▶ [WHAT TO WORK ON] What you return should be the full listing, copied exactly and stripped of its pictures.

####################

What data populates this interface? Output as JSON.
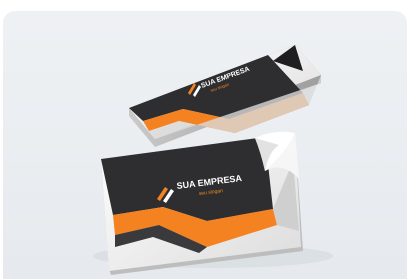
{
  "image": {
    "subject": "business-cards-mockup",
    "background_color": "#ebeff2",
    "colors": {
      "dark": "#2e2e30",
      "orange": "#f58220",
      "white": "#f7f7f5"
    }
  },
  "cards": [
    {
      "company": "SUA EMPRESA",
      "tagline": "seu slogan"
    },
    {
      "company": "SUA EMPRESA",
      "tagline": "seu slogan"
    }
  ]
}
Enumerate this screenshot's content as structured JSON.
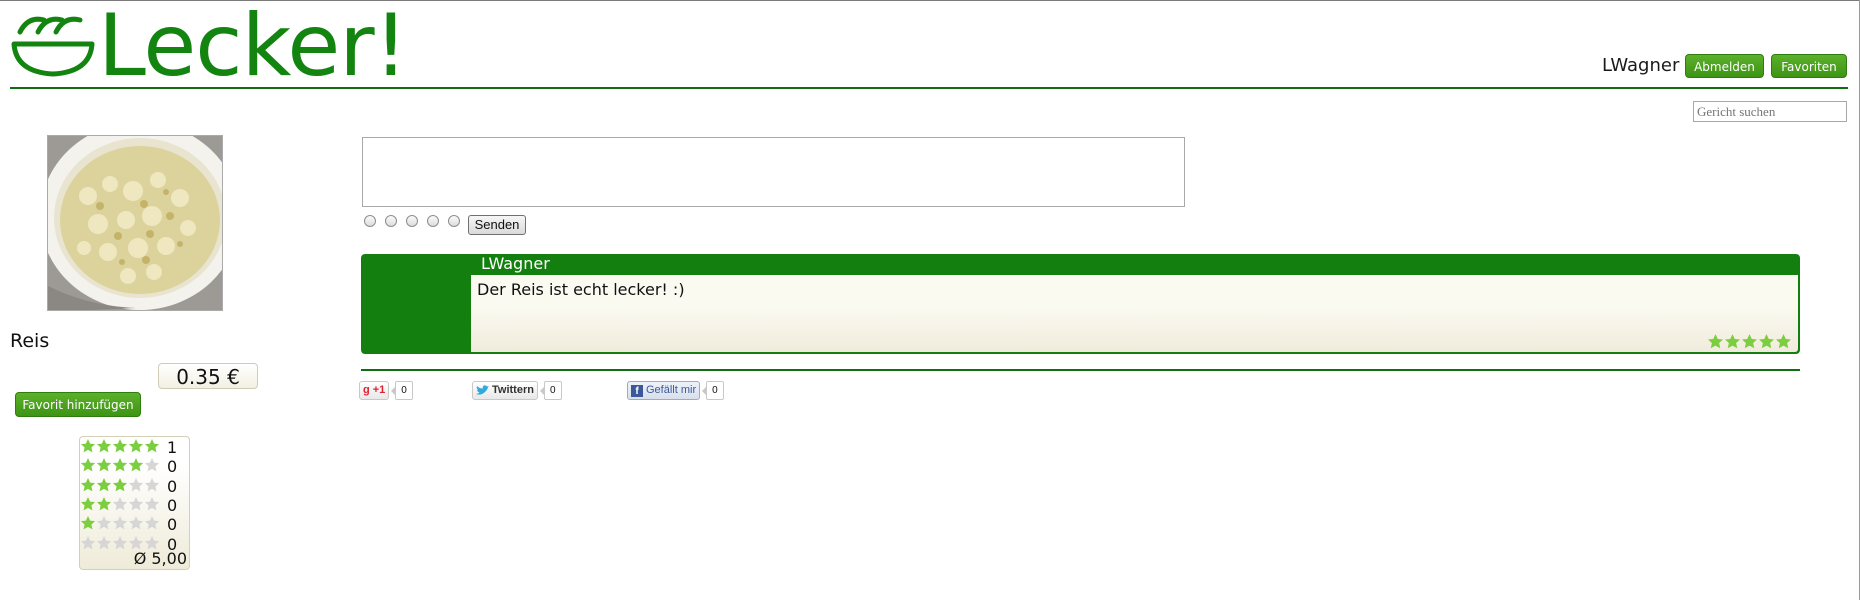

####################

▶ [TASK RESPONSE]
What data populates this interface? Output as JSON.
{
  "image": {
    "subject": "business-cards-mockup",
    "background_color": "#ebeff2",
    "colors": {
      "dark": "#2e2e30",
      "orange": "#f58220",
      "white": "#f7f7f5"
    }
  },
  "cards": [
    {
      "company": "SUA EMPRESA",
      "tagline": "seu slogan"
    },
    {
      "company": "SUA EMPRESA",
      "tagline": "seu slogan"
    }
  ]
}
Enumerate this screenshot's content as structured JSON.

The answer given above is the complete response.